Judas, performing his role in salvation history, became the most famous traitor in the history of mankind. 11)

Thirty pieces of silver

The famous thirty pieces of silver, however, was a sum greater than a paltry handful of coins. Indeed, it was the equivalent of four laborers' wages! 12)

Name origin

When the new faith reached Damascus and Antioch, which was the capital of the Roman province of Syria and the third largest city in the Empire, the local pagans, who were in a large majority, gave the followers of Jesus the name Christians. This was actually a contemptuous term, so it should be translated as Christians. The early Christians were so called because the followers, divided into small groups, did not constitute any force and were simply made fun of for believing in an anointed one who was false according to the pagans. 13)

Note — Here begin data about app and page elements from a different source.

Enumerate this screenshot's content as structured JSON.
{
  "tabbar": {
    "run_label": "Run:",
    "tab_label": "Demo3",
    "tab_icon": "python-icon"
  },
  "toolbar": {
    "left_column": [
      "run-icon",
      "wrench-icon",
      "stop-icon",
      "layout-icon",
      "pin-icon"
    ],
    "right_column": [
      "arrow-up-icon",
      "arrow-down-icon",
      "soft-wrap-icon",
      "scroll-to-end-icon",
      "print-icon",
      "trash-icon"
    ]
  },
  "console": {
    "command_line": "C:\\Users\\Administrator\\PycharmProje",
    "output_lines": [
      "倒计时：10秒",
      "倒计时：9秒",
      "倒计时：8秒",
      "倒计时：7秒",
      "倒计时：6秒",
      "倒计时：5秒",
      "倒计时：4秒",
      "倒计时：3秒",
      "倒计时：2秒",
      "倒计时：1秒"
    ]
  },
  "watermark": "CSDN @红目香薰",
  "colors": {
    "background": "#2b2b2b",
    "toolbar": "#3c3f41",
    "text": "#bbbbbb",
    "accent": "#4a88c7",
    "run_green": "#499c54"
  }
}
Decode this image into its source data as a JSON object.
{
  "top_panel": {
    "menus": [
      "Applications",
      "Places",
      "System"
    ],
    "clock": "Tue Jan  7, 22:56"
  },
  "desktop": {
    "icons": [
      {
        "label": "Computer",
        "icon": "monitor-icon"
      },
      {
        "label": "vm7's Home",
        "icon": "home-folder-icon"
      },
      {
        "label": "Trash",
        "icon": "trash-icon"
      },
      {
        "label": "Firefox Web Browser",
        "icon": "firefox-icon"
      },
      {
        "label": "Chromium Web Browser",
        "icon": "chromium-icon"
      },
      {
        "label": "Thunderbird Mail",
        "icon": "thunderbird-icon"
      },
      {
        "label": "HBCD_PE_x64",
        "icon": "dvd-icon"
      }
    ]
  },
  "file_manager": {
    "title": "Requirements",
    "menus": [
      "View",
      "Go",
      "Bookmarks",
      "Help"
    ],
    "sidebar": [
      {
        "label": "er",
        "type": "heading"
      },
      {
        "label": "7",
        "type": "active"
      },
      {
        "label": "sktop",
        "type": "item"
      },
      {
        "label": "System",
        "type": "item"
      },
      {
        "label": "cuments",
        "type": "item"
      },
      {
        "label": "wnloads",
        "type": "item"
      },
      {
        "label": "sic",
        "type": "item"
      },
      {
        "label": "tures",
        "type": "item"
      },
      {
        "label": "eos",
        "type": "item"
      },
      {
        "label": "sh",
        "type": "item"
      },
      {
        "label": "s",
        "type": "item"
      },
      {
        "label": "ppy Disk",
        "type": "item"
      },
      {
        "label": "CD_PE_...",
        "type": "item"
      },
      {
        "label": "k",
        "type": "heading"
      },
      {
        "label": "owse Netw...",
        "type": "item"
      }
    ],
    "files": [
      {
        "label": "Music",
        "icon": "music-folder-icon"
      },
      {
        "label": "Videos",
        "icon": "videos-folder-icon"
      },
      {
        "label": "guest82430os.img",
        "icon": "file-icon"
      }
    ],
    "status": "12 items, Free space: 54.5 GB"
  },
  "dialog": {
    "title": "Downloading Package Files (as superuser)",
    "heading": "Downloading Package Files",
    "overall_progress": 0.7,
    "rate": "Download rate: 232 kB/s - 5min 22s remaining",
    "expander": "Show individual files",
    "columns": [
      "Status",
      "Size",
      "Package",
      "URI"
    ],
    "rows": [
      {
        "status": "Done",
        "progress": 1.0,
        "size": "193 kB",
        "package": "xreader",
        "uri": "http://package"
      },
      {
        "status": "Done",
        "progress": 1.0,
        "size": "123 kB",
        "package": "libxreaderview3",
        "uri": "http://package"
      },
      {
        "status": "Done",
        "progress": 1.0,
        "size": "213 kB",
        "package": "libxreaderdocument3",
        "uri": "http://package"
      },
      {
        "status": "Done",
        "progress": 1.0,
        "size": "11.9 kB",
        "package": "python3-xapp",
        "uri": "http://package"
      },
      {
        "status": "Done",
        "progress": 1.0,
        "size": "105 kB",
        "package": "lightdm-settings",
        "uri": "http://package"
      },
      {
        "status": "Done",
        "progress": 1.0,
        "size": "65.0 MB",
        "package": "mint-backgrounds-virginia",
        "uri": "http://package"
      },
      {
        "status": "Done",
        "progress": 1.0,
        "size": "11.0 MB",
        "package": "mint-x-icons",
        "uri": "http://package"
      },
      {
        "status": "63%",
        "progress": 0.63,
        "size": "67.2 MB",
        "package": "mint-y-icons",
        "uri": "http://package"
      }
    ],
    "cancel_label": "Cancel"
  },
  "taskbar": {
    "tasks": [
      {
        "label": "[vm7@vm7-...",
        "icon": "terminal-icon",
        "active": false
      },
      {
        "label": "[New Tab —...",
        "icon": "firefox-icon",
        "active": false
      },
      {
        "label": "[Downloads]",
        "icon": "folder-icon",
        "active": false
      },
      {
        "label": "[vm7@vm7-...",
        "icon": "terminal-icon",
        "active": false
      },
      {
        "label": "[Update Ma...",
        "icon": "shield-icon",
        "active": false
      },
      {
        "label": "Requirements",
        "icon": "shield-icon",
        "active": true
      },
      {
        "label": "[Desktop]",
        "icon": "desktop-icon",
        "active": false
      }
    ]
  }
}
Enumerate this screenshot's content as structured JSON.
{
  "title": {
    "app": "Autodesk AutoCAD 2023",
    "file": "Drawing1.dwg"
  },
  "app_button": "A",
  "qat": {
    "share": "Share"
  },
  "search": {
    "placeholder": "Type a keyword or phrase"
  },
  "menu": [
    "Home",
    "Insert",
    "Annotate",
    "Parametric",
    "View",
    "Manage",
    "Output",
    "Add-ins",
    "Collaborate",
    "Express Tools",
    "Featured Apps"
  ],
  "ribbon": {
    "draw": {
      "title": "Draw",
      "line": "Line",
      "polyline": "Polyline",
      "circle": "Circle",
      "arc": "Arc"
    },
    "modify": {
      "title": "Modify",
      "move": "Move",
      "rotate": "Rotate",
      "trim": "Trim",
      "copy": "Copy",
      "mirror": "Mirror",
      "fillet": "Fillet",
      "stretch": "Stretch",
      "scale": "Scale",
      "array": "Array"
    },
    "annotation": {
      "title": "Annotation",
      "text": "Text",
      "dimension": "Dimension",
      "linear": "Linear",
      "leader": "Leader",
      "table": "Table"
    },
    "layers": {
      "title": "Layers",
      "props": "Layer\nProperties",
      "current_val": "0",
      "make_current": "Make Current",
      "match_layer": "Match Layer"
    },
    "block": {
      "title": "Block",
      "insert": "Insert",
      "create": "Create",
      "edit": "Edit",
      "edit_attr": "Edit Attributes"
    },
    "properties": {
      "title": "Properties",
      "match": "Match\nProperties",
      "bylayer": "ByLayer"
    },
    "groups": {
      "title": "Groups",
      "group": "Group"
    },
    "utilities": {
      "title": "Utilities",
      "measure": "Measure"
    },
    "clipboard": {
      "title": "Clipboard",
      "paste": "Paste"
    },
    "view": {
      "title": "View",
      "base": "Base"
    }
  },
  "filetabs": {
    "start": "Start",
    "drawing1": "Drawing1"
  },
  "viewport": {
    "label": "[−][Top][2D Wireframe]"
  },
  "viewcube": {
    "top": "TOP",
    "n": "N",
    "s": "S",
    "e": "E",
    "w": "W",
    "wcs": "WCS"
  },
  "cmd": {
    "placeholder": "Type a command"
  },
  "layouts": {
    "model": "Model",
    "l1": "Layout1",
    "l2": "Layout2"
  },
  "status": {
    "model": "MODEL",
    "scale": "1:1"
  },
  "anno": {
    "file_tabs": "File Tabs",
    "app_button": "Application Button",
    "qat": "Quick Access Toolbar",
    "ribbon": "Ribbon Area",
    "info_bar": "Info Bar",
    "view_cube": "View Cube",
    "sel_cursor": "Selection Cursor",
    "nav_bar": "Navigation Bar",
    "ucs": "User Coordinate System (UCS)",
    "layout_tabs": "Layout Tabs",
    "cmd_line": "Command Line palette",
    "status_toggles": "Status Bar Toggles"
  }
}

Fish symbol

The symbol of the first Christians was not a cross at all. The first followers of Christ used the symbol of a fish. The fish was not only to remind of Christ's miraculous multiplication of bread and fish and the fact that the apostles were to be fishers of men. Above all, the Greek word Ichthys, written in capital letters, was meant to stand for an abbreviation that could be translated as Jesus Christ God's Son the Savior. 14)


The fact about persecution of the early Christians is well known. The first followers of Christ recognized that he who dies a martyr's death simply because he does not deny his faith will be saved. 15)

Relics' trade

Relics still arouse great interest today, and not everyone understands their meaning. Things left behind by people considered sacred, according to believers, have a special power. The same applies to their remains. Unfortunately, as is usually the case with objects with unearthly powers, wily people quickly saw this as a way to make money. After all, everyone would like to be able to carry a saint's ear in their pocket to guard them against evil powers! Fortunately, the Church, seeing the gullibility of the faithful and fearing idolatry on their part, decided at the Lateran Council in 1215 that every relic must be approved by the Pope. Today, the trade in relics is strictly forbidden. 16)

christianity.txt · Last modified: 2022/09/05 06:27 by aga